We disagree on NN, although I respect those who fear getting the government involved will just make worse problems. But there's a lot of misinformation being spread, and some of it seems to have influenced your colleagues.
Comcast filed that the traffic shaping is "needed" and George writes "there will always be a need for practical network management solutions that ensure per-user fairness and not per-session fairness." That turns out not to be true. The best evidence is that neither the largest U.S. provider (AT&T) or third largest (Verizon) do anything like the Comcast traffic shaping. Their top officials have said that won't change.
The first question here is empirical: can Comcast add enough bandwidth to virtually eliminate this problem at a reasonable cost? Since AT&T and Verizon have done it and report strong profits on their broadband service, the cost cannot be too high. In fact, I've calculated that the added cost to virtually eliminate congestion on a network like Comcast's is likely close to 10 cents/month/subscriber. That won't guarantee getting through during massive peaks like 9/11 or multiple cable breaks, but means 99+% of the time I can watch digital quality TV from ABC or NBC.
That doesn't mean NN is necessarily right. While the cost in this instance is small, it's not zero. Regulation always has a downside. But other networks without caps have proven the realworld traffic can be handled, so the argument "you must shape for any network" should be pulled off the table.
Ironically, Comcast provides the information that working without shaping is very practical. Their filing pointed out that they have no need for it on their downstream, because the bandwidth they have is more than sufficient. Similar is true in DSL and fiber networks, and will be true on the cable upstream as DOCSIS 3.0 deploys. Ordinary node splitting, etc. can pretty much solve the problem meantime at a "reasonable" cost.
As you know, I'm always happy to share information if I have it. Let's all work towards "evidence-based policy" and "falsifiable claims," empirically informed. I think it's particularly important in D.C., where nine out of ten voices support the lobbyist's line and rarely have the depth to check further. There's much less money for those simply looking for the facts and public interest, so the voices are much weaker.
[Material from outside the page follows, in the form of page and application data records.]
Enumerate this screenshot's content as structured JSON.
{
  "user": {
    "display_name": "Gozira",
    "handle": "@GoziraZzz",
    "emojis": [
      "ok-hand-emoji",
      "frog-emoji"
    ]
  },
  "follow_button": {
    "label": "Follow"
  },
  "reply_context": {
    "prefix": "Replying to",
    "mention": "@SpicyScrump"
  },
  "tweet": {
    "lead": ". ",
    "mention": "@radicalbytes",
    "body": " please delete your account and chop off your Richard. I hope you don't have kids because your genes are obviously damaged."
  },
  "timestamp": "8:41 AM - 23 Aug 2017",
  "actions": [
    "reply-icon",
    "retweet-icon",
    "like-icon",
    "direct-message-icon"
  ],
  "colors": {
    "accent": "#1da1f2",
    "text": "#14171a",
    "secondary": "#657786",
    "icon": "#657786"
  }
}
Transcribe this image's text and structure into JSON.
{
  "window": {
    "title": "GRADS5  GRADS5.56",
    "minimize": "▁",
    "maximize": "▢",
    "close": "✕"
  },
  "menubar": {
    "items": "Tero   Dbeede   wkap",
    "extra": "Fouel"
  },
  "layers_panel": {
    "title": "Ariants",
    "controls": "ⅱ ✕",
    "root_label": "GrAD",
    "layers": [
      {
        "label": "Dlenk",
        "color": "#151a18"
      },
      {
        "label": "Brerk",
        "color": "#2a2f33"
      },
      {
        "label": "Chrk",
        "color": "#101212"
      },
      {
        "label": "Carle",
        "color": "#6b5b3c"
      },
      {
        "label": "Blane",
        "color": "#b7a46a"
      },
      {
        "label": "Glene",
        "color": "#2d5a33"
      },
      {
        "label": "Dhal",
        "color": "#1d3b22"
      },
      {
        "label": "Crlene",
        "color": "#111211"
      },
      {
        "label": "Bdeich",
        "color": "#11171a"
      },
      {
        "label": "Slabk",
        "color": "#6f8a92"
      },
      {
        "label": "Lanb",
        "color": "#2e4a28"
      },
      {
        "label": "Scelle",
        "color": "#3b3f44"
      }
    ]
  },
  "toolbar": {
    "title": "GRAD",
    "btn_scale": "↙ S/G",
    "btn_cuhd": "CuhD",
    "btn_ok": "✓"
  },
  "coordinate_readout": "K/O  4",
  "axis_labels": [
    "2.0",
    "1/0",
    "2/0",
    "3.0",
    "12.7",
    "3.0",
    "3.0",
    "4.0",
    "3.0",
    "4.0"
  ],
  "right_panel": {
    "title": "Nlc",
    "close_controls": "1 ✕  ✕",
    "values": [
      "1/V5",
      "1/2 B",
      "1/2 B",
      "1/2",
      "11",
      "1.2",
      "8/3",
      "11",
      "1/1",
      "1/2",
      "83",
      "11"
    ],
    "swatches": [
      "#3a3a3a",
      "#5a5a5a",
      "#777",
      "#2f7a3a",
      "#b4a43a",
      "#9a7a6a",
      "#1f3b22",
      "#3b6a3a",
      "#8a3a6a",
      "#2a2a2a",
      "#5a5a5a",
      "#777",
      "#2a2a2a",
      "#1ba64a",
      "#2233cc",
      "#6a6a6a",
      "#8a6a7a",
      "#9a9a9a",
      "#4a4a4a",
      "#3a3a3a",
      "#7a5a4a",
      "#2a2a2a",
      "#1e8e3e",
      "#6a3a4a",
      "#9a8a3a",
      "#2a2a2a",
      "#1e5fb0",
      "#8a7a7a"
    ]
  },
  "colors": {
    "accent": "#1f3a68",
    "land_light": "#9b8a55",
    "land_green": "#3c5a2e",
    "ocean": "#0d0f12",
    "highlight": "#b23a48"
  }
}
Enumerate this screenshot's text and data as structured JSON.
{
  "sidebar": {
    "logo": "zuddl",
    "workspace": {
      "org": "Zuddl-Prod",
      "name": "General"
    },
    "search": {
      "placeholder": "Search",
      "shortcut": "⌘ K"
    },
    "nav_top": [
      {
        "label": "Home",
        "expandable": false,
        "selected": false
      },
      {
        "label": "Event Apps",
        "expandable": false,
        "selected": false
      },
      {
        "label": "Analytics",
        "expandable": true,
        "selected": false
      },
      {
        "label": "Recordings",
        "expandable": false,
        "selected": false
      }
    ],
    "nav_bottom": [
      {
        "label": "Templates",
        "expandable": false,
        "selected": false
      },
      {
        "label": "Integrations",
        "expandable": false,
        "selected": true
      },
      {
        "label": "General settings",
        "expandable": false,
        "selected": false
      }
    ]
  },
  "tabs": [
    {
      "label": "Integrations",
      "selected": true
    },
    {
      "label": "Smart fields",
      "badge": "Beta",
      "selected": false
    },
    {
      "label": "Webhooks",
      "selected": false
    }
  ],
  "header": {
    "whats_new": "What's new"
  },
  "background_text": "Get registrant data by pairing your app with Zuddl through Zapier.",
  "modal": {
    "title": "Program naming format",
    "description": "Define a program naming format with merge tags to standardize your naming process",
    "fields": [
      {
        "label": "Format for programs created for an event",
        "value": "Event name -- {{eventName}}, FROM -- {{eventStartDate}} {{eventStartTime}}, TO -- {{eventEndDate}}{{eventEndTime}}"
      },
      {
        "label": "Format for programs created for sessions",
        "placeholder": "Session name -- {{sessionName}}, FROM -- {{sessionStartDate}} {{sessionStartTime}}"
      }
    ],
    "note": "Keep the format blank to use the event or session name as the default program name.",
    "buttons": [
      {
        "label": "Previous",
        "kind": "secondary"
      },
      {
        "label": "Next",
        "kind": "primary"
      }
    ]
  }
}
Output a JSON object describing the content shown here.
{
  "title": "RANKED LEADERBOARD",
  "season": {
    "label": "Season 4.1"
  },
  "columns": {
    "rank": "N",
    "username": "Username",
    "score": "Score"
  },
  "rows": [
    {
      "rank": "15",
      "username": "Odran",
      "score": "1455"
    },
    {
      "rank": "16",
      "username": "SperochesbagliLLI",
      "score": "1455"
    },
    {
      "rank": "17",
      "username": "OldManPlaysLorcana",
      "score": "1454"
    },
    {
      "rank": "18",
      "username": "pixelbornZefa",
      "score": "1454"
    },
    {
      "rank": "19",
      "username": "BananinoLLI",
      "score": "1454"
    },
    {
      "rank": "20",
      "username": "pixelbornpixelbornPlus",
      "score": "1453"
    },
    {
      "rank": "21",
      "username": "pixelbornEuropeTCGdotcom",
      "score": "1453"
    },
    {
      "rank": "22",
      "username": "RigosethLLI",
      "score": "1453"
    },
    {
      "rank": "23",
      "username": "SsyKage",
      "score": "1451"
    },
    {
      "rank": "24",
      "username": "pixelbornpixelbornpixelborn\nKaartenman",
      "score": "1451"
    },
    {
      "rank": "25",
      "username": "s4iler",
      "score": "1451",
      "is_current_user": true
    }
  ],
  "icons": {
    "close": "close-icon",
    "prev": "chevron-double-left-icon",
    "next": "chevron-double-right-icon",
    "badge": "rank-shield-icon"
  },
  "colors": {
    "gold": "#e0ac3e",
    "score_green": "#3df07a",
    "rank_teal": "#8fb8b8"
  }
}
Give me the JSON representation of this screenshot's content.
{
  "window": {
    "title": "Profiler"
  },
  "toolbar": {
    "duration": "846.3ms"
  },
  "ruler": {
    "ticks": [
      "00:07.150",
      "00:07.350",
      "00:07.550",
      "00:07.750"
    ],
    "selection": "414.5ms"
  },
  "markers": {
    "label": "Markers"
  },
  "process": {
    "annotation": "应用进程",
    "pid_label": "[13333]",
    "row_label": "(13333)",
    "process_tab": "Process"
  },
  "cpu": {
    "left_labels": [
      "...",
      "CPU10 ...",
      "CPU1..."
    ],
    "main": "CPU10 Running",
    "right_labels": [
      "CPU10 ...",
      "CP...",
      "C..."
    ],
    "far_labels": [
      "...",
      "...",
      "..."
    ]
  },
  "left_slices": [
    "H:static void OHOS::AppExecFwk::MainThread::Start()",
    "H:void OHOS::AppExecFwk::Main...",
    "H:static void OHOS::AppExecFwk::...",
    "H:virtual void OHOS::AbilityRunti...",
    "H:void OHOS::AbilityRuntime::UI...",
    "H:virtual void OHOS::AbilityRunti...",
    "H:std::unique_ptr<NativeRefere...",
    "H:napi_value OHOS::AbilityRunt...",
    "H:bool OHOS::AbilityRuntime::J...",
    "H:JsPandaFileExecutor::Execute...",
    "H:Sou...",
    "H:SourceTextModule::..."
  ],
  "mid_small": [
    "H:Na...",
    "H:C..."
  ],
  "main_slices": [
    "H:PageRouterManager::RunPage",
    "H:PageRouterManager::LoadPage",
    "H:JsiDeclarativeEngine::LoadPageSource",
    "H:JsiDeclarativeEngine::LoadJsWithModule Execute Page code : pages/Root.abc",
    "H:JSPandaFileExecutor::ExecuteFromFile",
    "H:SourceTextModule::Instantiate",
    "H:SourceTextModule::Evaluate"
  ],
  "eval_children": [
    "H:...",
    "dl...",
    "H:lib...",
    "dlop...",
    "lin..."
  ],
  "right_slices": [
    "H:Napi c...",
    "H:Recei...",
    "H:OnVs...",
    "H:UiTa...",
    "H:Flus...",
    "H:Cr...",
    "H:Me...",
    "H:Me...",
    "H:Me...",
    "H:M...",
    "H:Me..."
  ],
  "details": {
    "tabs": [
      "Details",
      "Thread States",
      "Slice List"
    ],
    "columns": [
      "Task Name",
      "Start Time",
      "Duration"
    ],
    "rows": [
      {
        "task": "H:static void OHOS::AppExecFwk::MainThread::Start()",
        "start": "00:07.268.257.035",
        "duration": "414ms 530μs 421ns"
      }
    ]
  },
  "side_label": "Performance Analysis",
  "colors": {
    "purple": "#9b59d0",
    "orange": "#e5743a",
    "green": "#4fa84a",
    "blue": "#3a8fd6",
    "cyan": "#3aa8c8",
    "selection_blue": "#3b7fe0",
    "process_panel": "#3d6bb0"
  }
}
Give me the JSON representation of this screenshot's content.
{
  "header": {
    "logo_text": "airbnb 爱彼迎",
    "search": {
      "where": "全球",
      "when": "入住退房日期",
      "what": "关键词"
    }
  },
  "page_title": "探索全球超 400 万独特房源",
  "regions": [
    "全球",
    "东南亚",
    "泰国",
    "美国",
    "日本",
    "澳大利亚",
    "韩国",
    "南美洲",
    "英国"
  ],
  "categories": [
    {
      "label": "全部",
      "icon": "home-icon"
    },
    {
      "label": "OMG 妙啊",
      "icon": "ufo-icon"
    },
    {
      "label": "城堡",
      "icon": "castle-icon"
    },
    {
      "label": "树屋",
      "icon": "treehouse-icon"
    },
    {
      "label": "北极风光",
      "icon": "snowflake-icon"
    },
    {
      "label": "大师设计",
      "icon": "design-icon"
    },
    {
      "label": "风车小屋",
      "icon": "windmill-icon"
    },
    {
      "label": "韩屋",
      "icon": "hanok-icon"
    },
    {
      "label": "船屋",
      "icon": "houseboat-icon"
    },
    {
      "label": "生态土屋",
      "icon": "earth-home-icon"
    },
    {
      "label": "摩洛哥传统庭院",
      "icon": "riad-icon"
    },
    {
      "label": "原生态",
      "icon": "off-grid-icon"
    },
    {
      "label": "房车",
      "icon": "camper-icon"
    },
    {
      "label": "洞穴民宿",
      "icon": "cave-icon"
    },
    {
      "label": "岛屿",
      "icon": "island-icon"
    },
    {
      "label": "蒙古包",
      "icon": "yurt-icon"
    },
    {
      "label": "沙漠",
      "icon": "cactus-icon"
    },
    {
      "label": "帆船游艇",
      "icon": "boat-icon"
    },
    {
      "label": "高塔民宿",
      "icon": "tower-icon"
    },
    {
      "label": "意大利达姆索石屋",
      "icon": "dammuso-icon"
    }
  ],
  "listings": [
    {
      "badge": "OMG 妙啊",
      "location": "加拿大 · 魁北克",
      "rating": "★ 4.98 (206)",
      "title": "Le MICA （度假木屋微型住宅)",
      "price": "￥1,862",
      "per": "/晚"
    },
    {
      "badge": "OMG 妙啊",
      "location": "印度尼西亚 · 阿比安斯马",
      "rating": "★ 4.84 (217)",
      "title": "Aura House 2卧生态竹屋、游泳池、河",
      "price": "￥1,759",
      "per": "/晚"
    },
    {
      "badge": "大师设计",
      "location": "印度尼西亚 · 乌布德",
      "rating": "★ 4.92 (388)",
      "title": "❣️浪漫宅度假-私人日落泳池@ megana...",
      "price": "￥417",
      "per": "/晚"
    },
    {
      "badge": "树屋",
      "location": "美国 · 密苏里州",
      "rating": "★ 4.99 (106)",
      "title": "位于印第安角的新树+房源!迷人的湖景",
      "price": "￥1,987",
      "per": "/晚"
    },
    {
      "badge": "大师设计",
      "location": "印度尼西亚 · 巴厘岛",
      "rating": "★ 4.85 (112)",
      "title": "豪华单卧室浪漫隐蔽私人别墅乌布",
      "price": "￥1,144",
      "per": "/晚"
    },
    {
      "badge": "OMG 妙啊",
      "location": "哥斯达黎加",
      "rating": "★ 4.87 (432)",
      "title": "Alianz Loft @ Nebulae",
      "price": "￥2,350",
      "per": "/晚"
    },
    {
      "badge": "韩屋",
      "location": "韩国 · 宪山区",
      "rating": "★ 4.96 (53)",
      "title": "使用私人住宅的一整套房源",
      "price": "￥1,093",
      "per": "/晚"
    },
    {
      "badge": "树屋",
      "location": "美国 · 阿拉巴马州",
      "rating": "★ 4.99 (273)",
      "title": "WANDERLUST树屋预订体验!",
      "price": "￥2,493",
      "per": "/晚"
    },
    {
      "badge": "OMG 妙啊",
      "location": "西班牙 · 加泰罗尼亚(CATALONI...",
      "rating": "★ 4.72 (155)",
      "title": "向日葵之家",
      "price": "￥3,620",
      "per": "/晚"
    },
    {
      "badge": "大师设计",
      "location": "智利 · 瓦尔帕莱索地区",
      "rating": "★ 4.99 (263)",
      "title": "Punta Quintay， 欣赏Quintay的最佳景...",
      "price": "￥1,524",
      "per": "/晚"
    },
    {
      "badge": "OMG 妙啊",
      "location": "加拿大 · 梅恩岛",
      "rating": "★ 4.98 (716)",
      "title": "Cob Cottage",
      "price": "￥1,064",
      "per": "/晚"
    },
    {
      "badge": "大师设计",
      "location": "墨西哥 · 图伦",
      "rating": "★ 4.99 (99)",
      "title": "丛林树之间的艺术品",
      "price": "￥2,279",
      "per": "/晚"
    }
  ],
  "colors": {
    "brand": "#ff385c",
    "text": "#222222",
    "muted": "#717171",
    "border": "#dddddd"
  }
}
I call it "publication bias" - the typical "nonpartisan" event in D.C. has a majority of the speakers taking significant money fromthe providers.
I think we all want to do better, whether right or left.